Today we continue our Advent/Christmas series titled “Let’s Sing.” This is our 9th song of the series. For easy reference to the remainder of the series, please see the index, “Let’s Sing” at http://revbroyles.me/2020/12/06/lets-sing/.
Our lives can talk a lot of twists and turns. Such would be the case for James Montgomery, an Irishman who spent most of his life living in England. Such was no small task in the England of the late 18th and early 19th centuries. Montgomery was born in Scotland to an Irish Moravian pastor and his wife. By the time Montgomery was seven, his parents had left England, and him, to head to the mission field where they would die in the mission service.
When his parents left for the mission field, they left him in a boarding school. By the time Montgomery was 10 he was writing poetry, but that was the only thing he was interested in doing. He left school by the time he was 14 for academic reasons.
For the next several years Montgomery worked at times and was unemployed and homeless at times. He used much of his money to purchase pencil and paper.
Though no publisher was interested in his writing, the editor of the radical Sheffield Register could see Montgomery’s raw talent. Montgomery spent the next two years writing stories for the paper. The paper used much of its content to bring forward the struggle the Irish faced with the English. When the radical editor had to flee England under threat of persecution, Montgomery took over leadership of the paper and changed the name to the Sheffield Iris. But, if anyone thought the paper would change with the masthead change would be wrong. Montgomery continued to press on the Irish-English issue and also brought forward the evils of the slave trade in the paper. His writing resulted in two prison terms.
Those who supported Montgomery’s stands continued to scour the paper for more of his fiery editorials.

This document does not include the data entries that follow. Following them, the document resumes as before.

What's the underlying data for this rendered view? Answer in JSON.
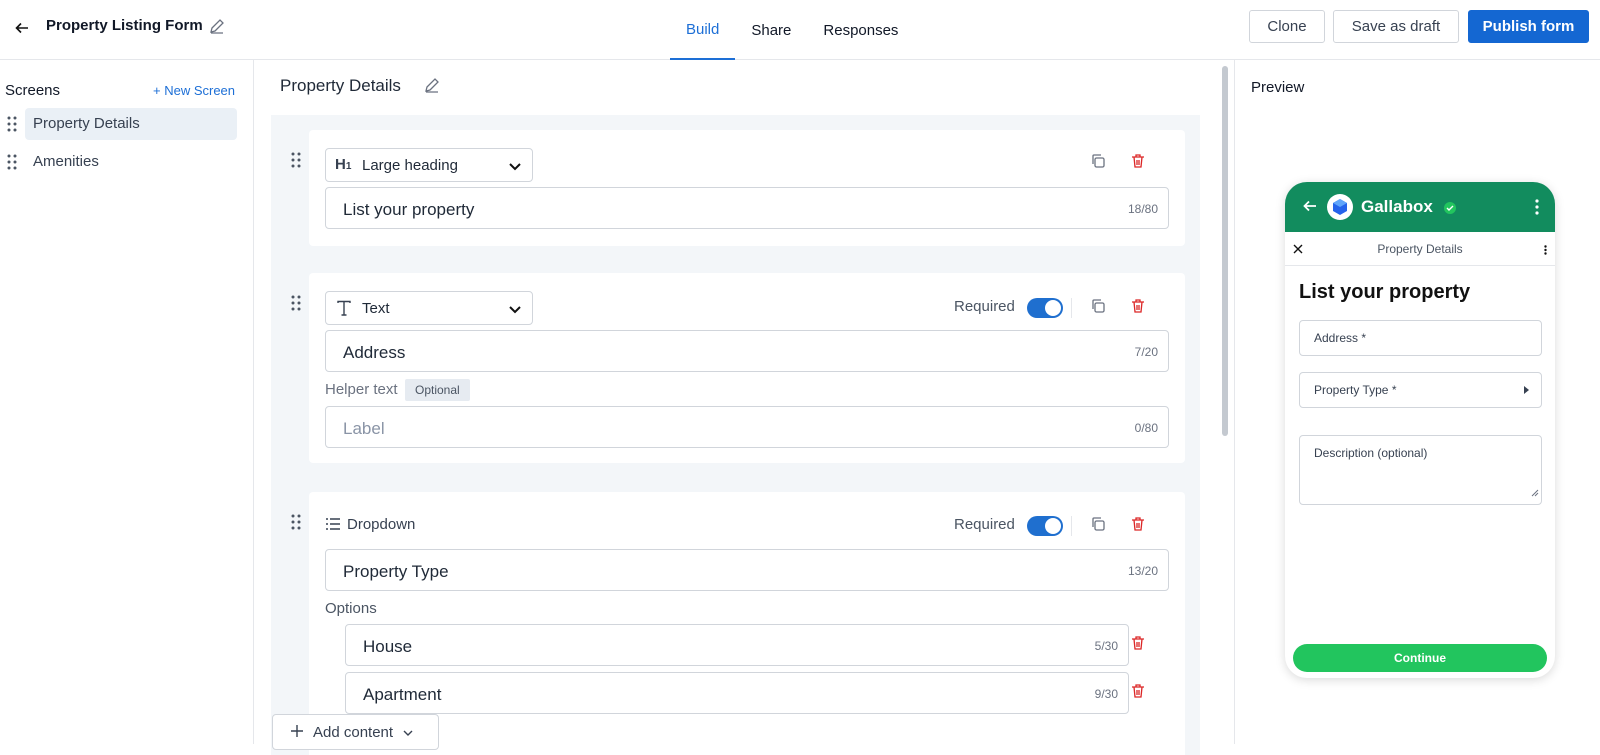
{
  "header": {
    "form_title": "Property Listing Form",
    "tabs": [
      {
        "label": "Build",
        "active": true
      },
      {
        "label": "Share",
        "active": false
      },
      {
        "label": "Responses",
        "active": false
      }
    ],
    "clone_label": "Clone",
    "draft_label": "Save as draft",
    "publish_label": "Publish form"
  },
  "sidebar": {
    "heading": "Screens",
    "new_screen_label": "+ New Screen",
    "items": [
      {
        "label": "Property Details",
        "active": true
      },
      {
        "label": "Amenities",
        "active": false
      }
    ]
  },
  "editor": {
    "screen_title": "Property Details",
    "blocks": [
      {
        "type_label": "Large heading",
        "value": "List your property",
        "counter": "18/80"
      },
      {
        "type_label": "Text",
        "required_label": "Required",
        "required": true,
        "value": "Address",
        "counter": "7/20",
        "helper_label": "Helper text",
        "optional_badge": "Optional",
        "helper_placeholder": "Label",
        "helper_counter": "0/80"
      },
      {
        "type_label": "Dropdown",
        "required_label": "Required",
        "required": true,
        "value": "Property Type",
        "counter": "13/20",
        "options_label": "Options",
        "options": [
          {
            "value": "House",
            "counter": "5/30"
          },
          {
            "value": "Apartment",
            "counter": "9/30"
          }
        ]
      }
    ],
    "add_content_label": "Add content"
  },
  "preview": {
    "heading": "Preview",
    "brand_name": "Gallabox",
    "screen_title": "Property Details",
    "form_heading": "List your property",
    "fields": [
      "Address *",
      "Property Type *"
    ],
    "description_label": "Description (optional)",
    "continue_label": "Continue",
    "colors": {
      "brand": "#128c5e",
      "accent": "#1467d2",
      "continue": "#22c55e",
      "danger": "#dc2626"
    }
  }
}
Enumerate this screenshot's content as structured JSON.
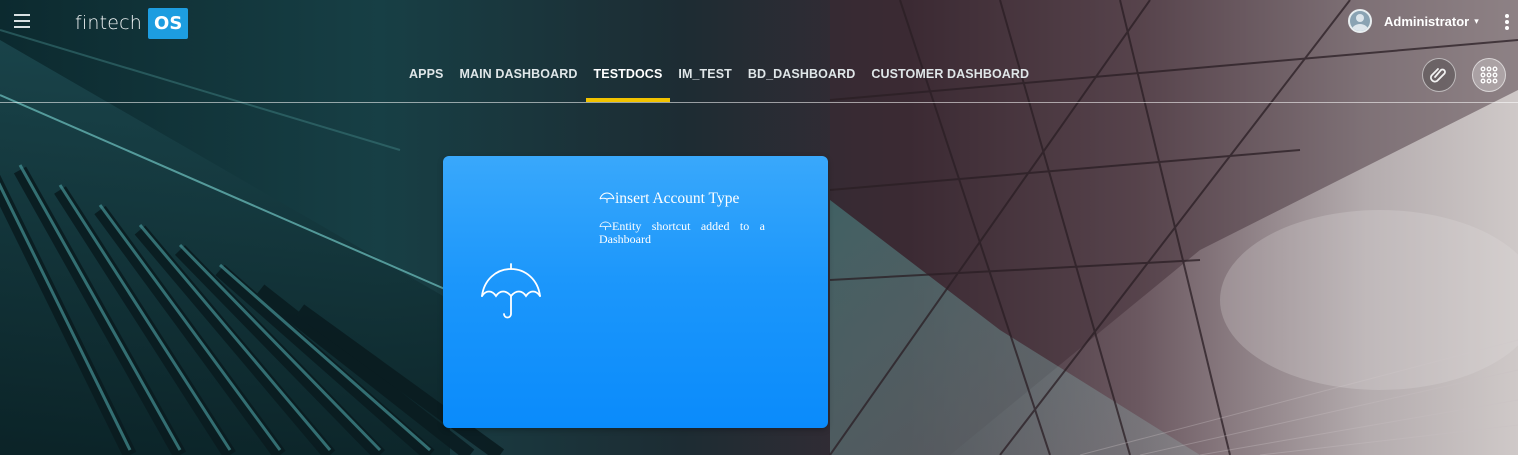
{
  "app": {
    "logo_text": "fintech",
    "logo_badge": "OS",
    "brand_color": "#1d9de0"
  },
  "user": {
    "name": "Administrator",
    "caret": "▾"
  },
  "tabs": [
    {
      "label": "APPS",
      "active": false
    },
    {
      "label": "MAIN DASHBOARD",
      "active": false
    },
    {
      "label": "TESTDOCS",
      "active": true
    },
    {
      "label": "IM_TEST",
      "active": false
    },
    {
      "label": "BD_DASHBOARD",
      "active": false
    },
    {
      "label": "CUSTOMER DASHBOARD",
      "active": false
    }
  ],
  "active_tab_indicator_color": "#f2c300",
  "actions": {
    "attach_icon": "paperclip-icon",
    "apps_icon": "grid-dots-icon"
  },
  "card": {
    "icon": "umbrella-icon",
    "title": "insert Account Type",
    "description": "Entity shortcut added to a Dashboard",
    "color": "#1c97fb"
  }
}
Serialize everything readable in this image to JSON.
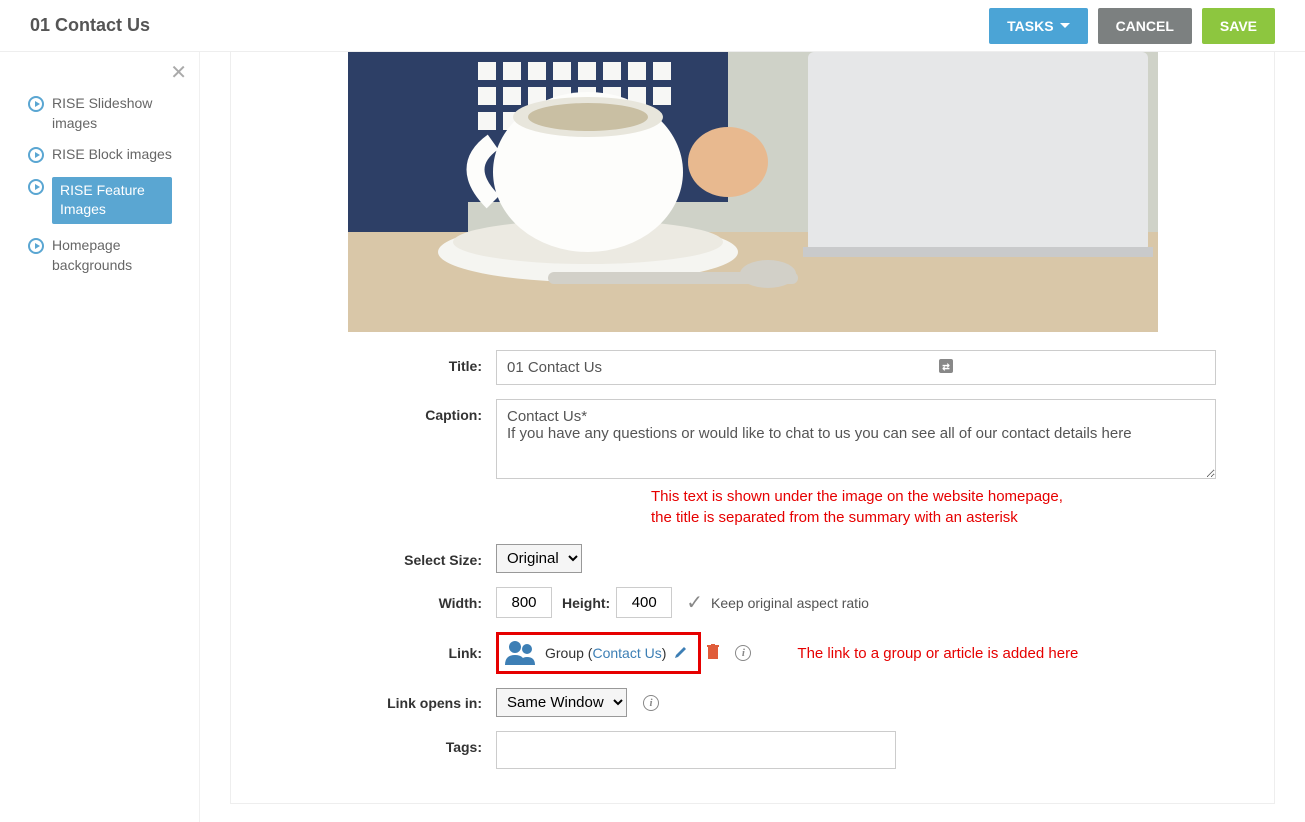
{
  "header": {
    "title": "01 Contact Us",
    "buttons": {
      "tasks": "TASKS",
      "cancel": "CANCEL",
      "save": "SAVE"
    }
  },
  "sidebar": {
    "items": [
      {
        "label": "RISE Slideshow images",
        "selected": false
      },
      {
        "label": "RISE Block images",
        "selected": false
      },
      {
        "label": "RISE Feature Images",
        "selected": true
      },
      {
        "label": "Homepage backgrounds",
        "selected": false
      }
    ]
  },
  "form": {
    "title_label": "Title:",
    "title_value": "01 Contact Us",
    "caption_label": "Caption:",
    "caption_value": "Contact Us*\nIf you have any questions or would like to chat to us you can see all of our contact details here",
    "caption_annotation": "This text is shown under the image on the website homepage,\nthe title is separated from the summary with an asterisk",
    "size_label": "Select Size:",
    "size_value": "Original",
    "width_label": "Width:",
    "width_value": "800",
    "height_label": "Height:",
    "height_value": "400",
    "aspect_label": "Keep original aspect ratio",
    "link_label": "Link:",
    "link_type": "Group",
    "link_target": "Contact Us",
    "link_annotation": "The link to a group or article is added here",
    "link_opens_label": "Link opens in:",
    "link_opens_value": "Same Window",
    "tags_label": "Tags:"
  }
}
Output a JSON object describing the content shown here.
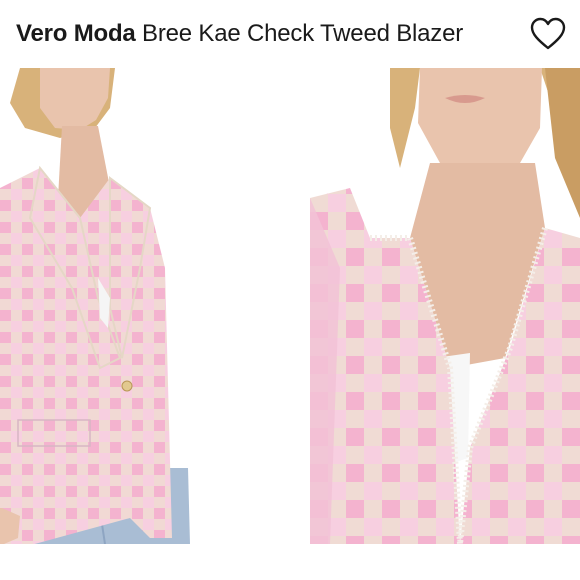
{
  "header": {
    "brand": "Vero Moda",
    "product_name": "Bree Kae Check Tweed Blazer",
    "favorite_icon": "heart-outline-icon"
  },
  "gallery": {
    "images": [
      {
        "view": "front-full",
        "icon": "product-photo"
      },
      {
        "view": "close-up",
        "icon": "product-photo"
      }
    ]
  },
  "colors": {
    "blazer_pink": "#f4b3cf",
    "blazer_cream": "#eae6c8",
    "jeans_blue": "#a9bdd4",
    "skin": "#e9c4ad",
    "hair": "#d8b27a",
    "background": "#ffffff"
  }
}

On Christmas Eve 1816 Montgomery surprised his readers with his poem “Nativity.” The words of the poem sought more to unite than divide in saying that Jesus Christ came for everyone. Though the poem didn’t say as much, the implication was, Irish and English alike.
As Montgomery’s life continued he began to understand his parent’s calling to the mission field. He returned to his roots in the Moravian church and working hard in the support of missions.
Though “Nativity” was popular, it would have most likely faded away if not for the English composer Henry Smart. Smart was at odds with the Anglican Church clergy who saw the people in the pews as spectators in worship. Smart believed worship was something in which everyone should participate. The chants that were church music of the day did little to encourage this. Smart, following in the footsteps of the likes of Isaac Watts and Charles Wesley helped to make great strides in church music. The common Christian loved the new music and began to demand it be part of worship.
By the time Smart was eighteen years old, he was going blind. By the time Montgomery published “Nativity” in the Iris Christmas Even of 1816, Smart probably was unable to read it. Yet years later, someone read him the poem and he put it to music. He gave it a new title and the world had a new Christmas carol to use in celebration of the days of Christmas.
For the England of the early 19th century, the alliance of Montgomery and Smart, an Irishman and an Englishman was an unlikely combination. There is little or no evidence indicating that the two actually collaborated together on the piece. Still God brought together these two men in an unlikely partnership.
How has God done the unlikely in you?
Have a blessed day in the Lord.
Seeking the Genuine,
Copyright 2020, J. Keith Broyles, All Rights Reserved
Collins, Ace, Stories Behind the Best Loved Songs of Christmas, Grand Rapids: Zondervan, 2001.
Collins, Andrew, Stories Behind the Greatest Hits of Christmas, Grand Rapids: Zondervan, 2010.
Gant, Andrew, The Carols of Christmas: A Celebration of the Surprising Stories Behind Your Favorite Holiday Songs, Nashville: Thomas Nelson, 2015.
Osbeck, Kenneth W. Joy to the World: The Stories Behind Your Favorite Christmas Carols, Grand Rapids: Kregal, 1999.